Copy all of the material below, line for line.
[[ Records open ]]
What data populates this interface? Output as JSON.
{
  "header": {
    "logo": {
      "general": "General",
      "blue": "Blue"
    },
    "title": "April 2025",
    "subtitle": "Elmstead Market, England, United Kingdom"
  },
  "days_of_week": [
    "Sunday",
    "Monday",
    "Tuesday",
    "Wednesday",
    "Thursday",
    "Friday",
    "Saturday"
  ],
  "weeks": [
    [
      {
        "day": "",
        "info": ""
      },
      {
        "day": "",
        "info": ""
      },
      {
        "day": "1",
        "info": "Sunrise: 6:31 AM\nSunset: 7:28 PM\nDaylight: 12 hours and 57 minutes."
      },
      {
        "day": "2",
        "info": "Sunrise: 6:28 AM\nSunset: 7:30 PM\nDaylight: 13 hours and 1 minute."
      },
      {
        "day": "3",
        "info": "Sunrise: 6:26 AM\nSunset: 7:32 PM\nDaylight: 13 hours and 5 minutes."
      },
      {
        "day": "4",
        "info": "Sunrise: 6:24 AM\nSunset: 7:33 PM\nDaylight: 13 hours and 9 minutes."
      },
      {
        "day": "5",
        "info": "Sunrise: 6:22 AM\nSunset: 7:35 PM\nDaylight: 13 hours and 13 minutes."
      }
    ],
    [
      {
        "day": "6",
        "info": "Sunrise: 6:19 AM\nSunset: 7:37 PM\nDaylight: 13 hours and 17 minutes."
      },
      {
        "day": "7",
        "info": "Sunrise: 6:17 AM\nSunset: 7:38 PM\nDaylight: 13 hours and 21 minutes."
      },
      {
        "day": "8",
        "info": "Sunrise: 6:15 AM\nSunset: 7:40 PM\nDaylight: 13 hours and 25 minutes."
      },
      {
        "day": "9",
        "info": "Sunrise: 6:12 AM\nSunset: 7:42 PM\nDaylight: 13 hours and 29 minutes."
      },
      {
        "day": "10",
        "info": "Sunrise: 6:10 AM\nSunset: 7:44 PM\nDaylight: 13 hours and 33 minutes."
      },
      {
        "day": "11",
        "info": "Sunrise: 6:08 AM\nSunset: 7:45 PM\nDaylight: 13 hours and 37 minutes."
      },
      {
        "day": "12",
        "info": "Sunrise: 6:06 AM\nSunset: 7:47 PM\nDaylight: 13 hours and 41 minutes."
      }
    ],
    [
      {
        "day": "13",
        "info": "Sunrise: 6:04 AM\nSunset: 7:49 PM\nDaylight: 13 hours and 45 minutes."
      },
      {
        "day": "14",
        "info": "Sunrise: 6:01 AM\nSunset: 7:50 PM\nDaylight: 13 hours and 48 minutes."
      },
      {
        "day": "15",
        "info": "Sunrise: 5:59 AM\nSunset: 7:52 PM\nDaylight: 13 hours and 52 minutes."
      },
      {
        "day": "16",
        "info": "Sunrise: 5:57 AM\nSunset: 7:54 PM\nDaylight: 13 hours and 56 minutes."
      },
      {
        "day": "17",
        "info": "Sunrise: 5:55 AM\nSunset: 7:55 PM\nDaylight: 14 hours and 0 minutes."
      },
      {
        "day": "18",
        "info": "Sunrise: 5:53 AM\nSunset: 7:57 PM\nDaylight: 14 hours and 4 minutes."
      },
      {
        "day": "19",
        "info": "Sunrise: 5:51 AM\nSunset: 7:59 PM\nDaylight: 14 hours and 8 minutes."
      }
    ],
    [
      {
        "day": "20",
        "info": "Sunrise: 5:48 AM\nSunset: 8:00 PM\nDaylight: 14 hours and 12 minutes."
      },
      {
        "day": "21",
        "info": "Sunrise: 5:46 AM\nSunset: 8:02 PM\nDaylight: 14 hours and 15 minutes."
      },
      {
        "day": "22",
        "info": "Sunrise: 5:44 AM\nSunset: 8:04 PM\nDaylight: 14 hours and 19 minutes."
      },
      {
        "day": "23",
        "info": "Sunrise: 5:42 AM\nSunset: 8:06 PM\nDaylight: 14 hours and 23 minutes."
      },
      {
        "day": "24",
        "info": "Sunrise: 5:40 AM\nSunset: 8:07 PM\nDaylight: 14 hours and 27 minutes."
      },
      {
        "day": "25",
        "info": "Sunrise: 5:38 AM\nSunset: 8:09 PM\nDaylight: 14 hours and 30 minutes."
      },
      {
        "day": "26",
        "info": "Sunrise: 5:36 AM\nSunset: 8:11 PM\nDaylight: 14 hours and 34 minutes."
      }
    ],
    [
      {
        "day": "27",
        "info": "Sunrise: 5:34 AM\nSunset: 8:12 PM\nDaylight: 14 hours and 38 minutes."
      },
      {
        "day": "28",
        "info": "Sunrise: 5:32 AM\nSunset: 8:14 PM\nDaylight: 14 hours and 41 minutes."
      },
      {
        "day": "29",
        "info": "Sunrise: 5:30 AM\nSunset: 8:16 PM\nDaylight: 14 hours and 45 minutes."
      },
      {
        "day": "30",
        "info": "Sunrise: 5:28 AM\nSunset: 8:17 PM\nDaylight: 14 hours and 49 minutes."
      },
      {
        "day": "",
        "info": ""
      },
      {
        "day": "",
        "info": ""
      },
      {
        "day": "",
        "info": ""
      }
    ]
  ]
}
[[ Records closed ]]
→ Completed task
What data populates this interface? Output as JSON.
{
  "header": {
    "logo": {
      "general": "General",
      "blue": "Blue"
    },
    "title": "April 2025",
    "subtitle": "Elmstead Market, England, United Kingdom"
  },
  "days_of_week": [
    "Sunday",
    "Monday",
    "Tuesday",
    "Wednesday",
    "Thursday",
    "Friday",
    "Saturday"
  ],
  "weeks": [
    [
      {
        "day": "",
        "info": ""
      },
      {
        "day": "",
        "info": ""
      },
      {
        "day": "1",
        "info": "Sunrise: 6:31 AM\nSunset: 7:28 PM\nDaylight: 12 hours and 57 minutes."
      },
      {
        "day": "2",
        "info": "Sunrise: 6:28 AM\nSunset: 7:30 PM\nDaylight: 13 hours and 1 minute."
      },
      {
        "day": "3",
        "info": "Sunrise: 6:26 AM\nSunset: 7:32 PM\nDaylight: 13 hours and 5 minutes."
      },
      {
        "day": "4",
        "info": "Sunrise: 6:24 AM\nSunset: 7:33 PM\nDaylight: 13 hours and 9 minutes."
      },
      {
        "day": "5",
        "info": "Sunrise: 6:22 AM\nSunset: 7:35 PM\nDaylight: 13 hours and 13 minutes."
      }
    ],
    [
      {
        "day": "6",
        "info": "Sunrise: 6:19 AM\nSunset: 7:37 PM\nDaylight: 13 hours and 17 minutes."
      },
      {
        "day": "7",
        "info": "Sunrise: 6:17 AM\nSunset: 7:38 PM\nDaylight: 13 hours and 21 minutes."
      },
      {
        "day": "8",
        "info": "Sunrise: 6:15 AM\nSunset: 7:40 PM\nDaylight: 13 hours and 25 minutes."
      },
      {
        "day": "9",
        "info": "Sunrise: 6:12 AM\nSunset: 7:42 PM\nDaylight: 13 hours and 29 minutes."
      },
      {
        "day": "10",
        "info": "Sunrise: 6:10 AM\nSunset: 7:44 PM\nDaylight: 13 hours and 33 minutes."
      },
      {
        "day": "11",
        "info": "Sunrise: 6:08 AM\nSunset: 7:45 PM\nDaylight: 13 hours and 37 minutes."
      },
      {
        "day": "12",
        "info": "Sunrise: 6:06 AM\nSunset: 7:47 PM\nDaylight: 13 hours and 41 minutes."
      }
    ],
    [
      {
        "day": "13",
        "info": "Sunrise: 6:04 AM\nSunset: 7:49 PM\nDaylight: 13 hours and 45 minutes."
      },
      {
        "day": "14",
        "info": "Sunrise: 6:01 AM\nSunset: 7:50 PM\nDaylight: 13 hours and 48 minutes."
      },
      {
        "day": "15",
        "info": "Sunrise: 5:59 AM\nSunset: 7:52 PM\nDaylight: 13 hours and 52 minutes."
      },
      {
        "day": "16",
        "info": "Sunrise: 5:57 AM\nSunset: 7:54 PM\nDaylight: 13 hours and 56 minutes."
      },
      {
        "day": "17",
        "info": "Sunrise: 5:55 AM\nSunset: 7:55 PM\nDaylight: 14 hours and 0 minutes."
      },
      {
        "day": "18",
        "info": "Sunrise: 5:53 AM\nSunset: 7:57 PM\nDaylight: 14 hours and 4 minutes."
      },
      {
        "day": "19",
        "info": "Sunrise: 5:51 AM\nSunset: 7:59 PM\nDaylight: 14 hours and 8 minutes."
      }
    ],
    [
      {
        "day": "20",
        "info": "Sunrise: 5:48 AM\nSunset: 8:00 PM\nDaylight: 14 hours and 12 minutes."
      },
      {
        "day": "21",
        "info": "Sunrise: 5:46 AM\nSunset: 8:02 PM\nDaylight: 14 hours and 15 minutes."
      },
      {
        "day": "22",
        "info": "Sunrise: 5:44 AM\nSunset: 8:04 PM\nDaylight: 14 hours and 19 minutes."
      },
      {
        "day": "23",
        "info": "Sunrise: 5:42 AM\nSunset: 8:06 PM\nDaylight: 14 hours and 23 minutes."
      },
      {
        "day": "24",
        "info": "Sunrise: 5:40 AM\nSunset: 8:07 PM\nDaylight: 14 hours and 27 minutes."
      },
      {
        "day": "25",
        "info": "Sunrise: 5:38 AM\nSunset: 8:09 PM\nDaylight: 14 hours and 30 minutes."
      },
      {
        "day": "26",
        "info": "Sunrise: 5:36 AM\nSunset: 8:11 PM\nDaylight: 14 hours and 34 minutes."
      }
    ],
    [
      {
        "day": "27",
        "info": "Sunrise: 5:34 AM\nSunset: 8:12 PM\nDaylight: 14 hours and 38 minutes."
      },
      {
        "day": "28",
        "info": "Sunrise: 5:32 AM\nSunset: 8:14 PM\nDaylight: 14 hours and 41 minutes."
      },
      {
        "day": "29",
        "info": "Sunrise: 5:30 AM\nSunset: 8:16 PM\nDaylight: 14 hours and 45 minutes."
      },
      {
        "day": "30",
        "info": "Sunrise: 5:28 AM\nSunset: 8:17 PM\nDaylight: 14 hours and 49 minutes."
      },
      {
        "day": "",
        "info": ""
      },
      {
        "day": "",
        "info": ""
      },
      {
        "day": "",
        "info": ""
      }
    ]
  ]
}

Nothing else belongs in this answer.